> EXCERPTED RECORDS
———

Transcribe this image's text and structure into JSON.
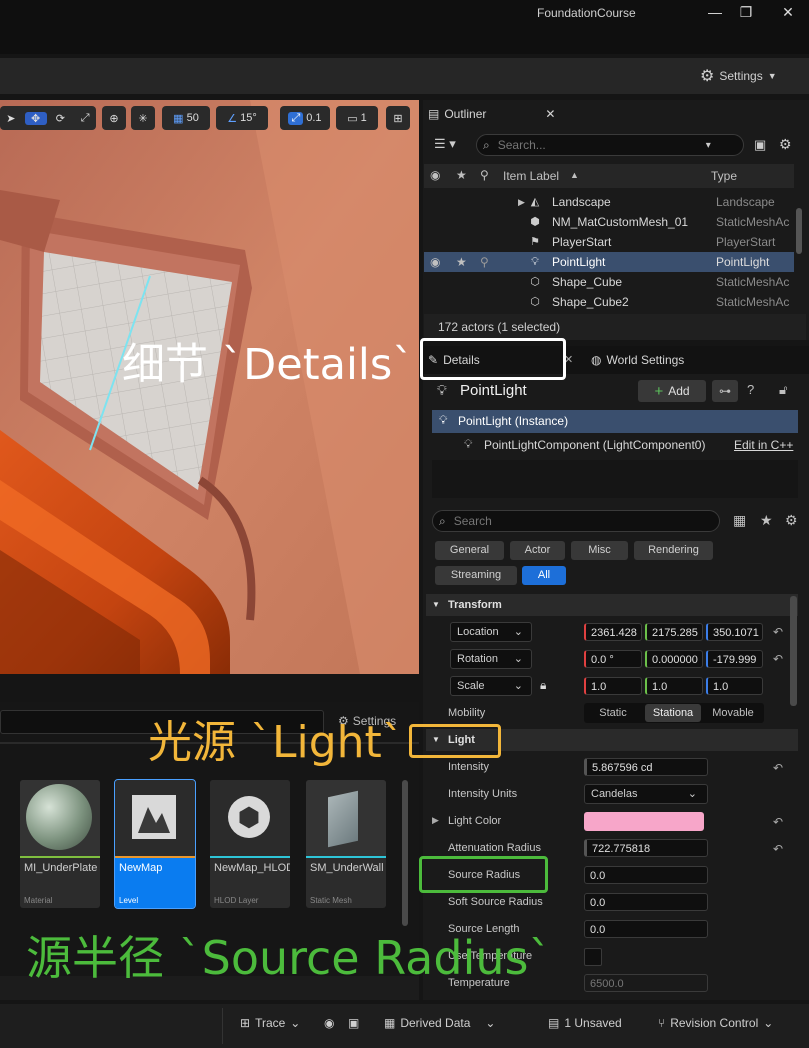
{
  "window": {
    "title": "FoundationCourse",
    "minimize": "—",
    "restore": "❐",
    "close": "✕"
  },
  "toolbar": {
    "settings_label": "Settings"
  },
  "viewport": {
    "grid_snap": "50",
    "rotation_snap": "15°",
    "scale_snap": "0.1",
    "camera_speed": "1"
  },
  "outliner": {
    "tab_label": "Outliner",
    "search_placeholder": "Search...",
    "col_label": "Item Label",
    "col_type": "Type",
    "rows": [
      {
        "label": "Landscape",
        "type": "Landscape",
        "icon": "landscape-icon"
      },
      {
        "label": "NM_MatCustomMesh_01",
        "type": "StaticMeshAc",
        "icon": "mesh-icon"
      },
      {
        "label": "PlayerStart",
        "type": "PlayerStart",
        "icon": "flag-icon"
      },
      {
        "label": "PointLight",
        "type": "PointLight",
        "icon": "light-icon",
        "selected": true
      },
      {
        "label": "Shape_Cube",
        "type": "StaticMeshAc",
        "icon": "cube-icon"
      },
      {
        "label": "Shape_Cube2",
        "type": "StaticMeshAc",
        "icon": "cube-icon"
      }
    ],
    "status": "172 actors (1 selected)"
  },
  "details": {
    "tab_label": "Details",
    "world_settings_tab": "World Settings",
    "actor_name": "PointLight",
    "add_label": "Add",
    "instance_label": "PointLight (Instance)",
    "component_label": "PointLightComponent (LightComponent0)",
    "edit_cpp": "Edit in C++",
    "search_placeholder": "Search",
    "categories": [
      "General",
      "Actor",
      "Misc",
      "Rendering",
      "Streaming",
      "All"
    ],
    "transform": {
      "title": "Transform",
      "location_label": "Location",
      "location": [
        "2361.428",
        "2175.285",
        "350.1071"
      ],
      "rotation_label": "Rotation",
      "rotation": [
        "0.0 °",
        "0.000000",
        "-179.999"
      ],
      "scale_label": "Scale",
      "scale": [
        "1.0",
        "1.0",
        "1.0"
      ],
      "mobility_label": "Mobility",
      "mobility_options": [
        "Static",
        "Stationa",
        "Movable"
      ]
    },
    "light": {
      "title": "Light",
      "intensity_label": "Intensity",
      "intensity": "5.867596 cd",
      "intensity_units_label": "Intensity Units",
      "intensity_units": "Candelas",
      "light_color_label": "Light Color",
      "light_color": "#f7a6c9",
      "attenuation_label": "Attenuation Radius",
      "attenuation": "722.775818",
      "source_radius_label": "Source Radius",
      "source_radius": "0.0",
      "soft_source_radius_label": "Soft Source Radius",
      "soft_source_radius": "0.0",
      "source_length_label": "Source Length",
      "source_length": "0.0",
      "use_temperature_label": "Use Temperature",
      "temperature_label": "Temperature",
      "temperature": "6500.0"
    }
  },
  "content_browser": {
    "settings_label": "Settings",
    "assets": [
      {
        "name": "MI_UnderPlate",
        "kind": "Material",
        "bar": "#7fbf3f",
        "selected": false
      },
      {
        "name": "NewMap",
        "kind": "Level",
        "bar": "#e8962c",
        "selected": true
      },
      {
        "name": "NewMap_HLOD0_...",
        "kind": "HLOD Layer",
        "bar": "#2ec5d8",
        "selected": false
      },
      {
        "name": "SM_UnderWall",
        "kind": "Static Mesh",
        "bar": "#2ec5d8",
        "selected": false
      }
    ]
  },
  "statusbar": {
    "trace": "Trace",
    "derived_data": "Derived Data",
    "unsaved": "1 Unsaved",
    "revision_control": "Revision Control"
  },
  "annotations": {
    "details": "细节 `Details`",
    "light": "光源 `Light`",
    "source_radius": "源半径 `Source Radius`",
    "white": "#ffffff",
    "orange": "#f2b63a",
    "green": "#4cbb3c"
  }
}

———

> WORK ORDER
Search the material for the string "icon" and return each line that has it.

> EXPECTED ANSWER
        "icon": "landscape-icon"
        "icon": "mesh-icon"
        "icon": "flag-icon"
        "icon": "light-icon",
        "icon": "cube-icon"
        "icon": "cube-icon"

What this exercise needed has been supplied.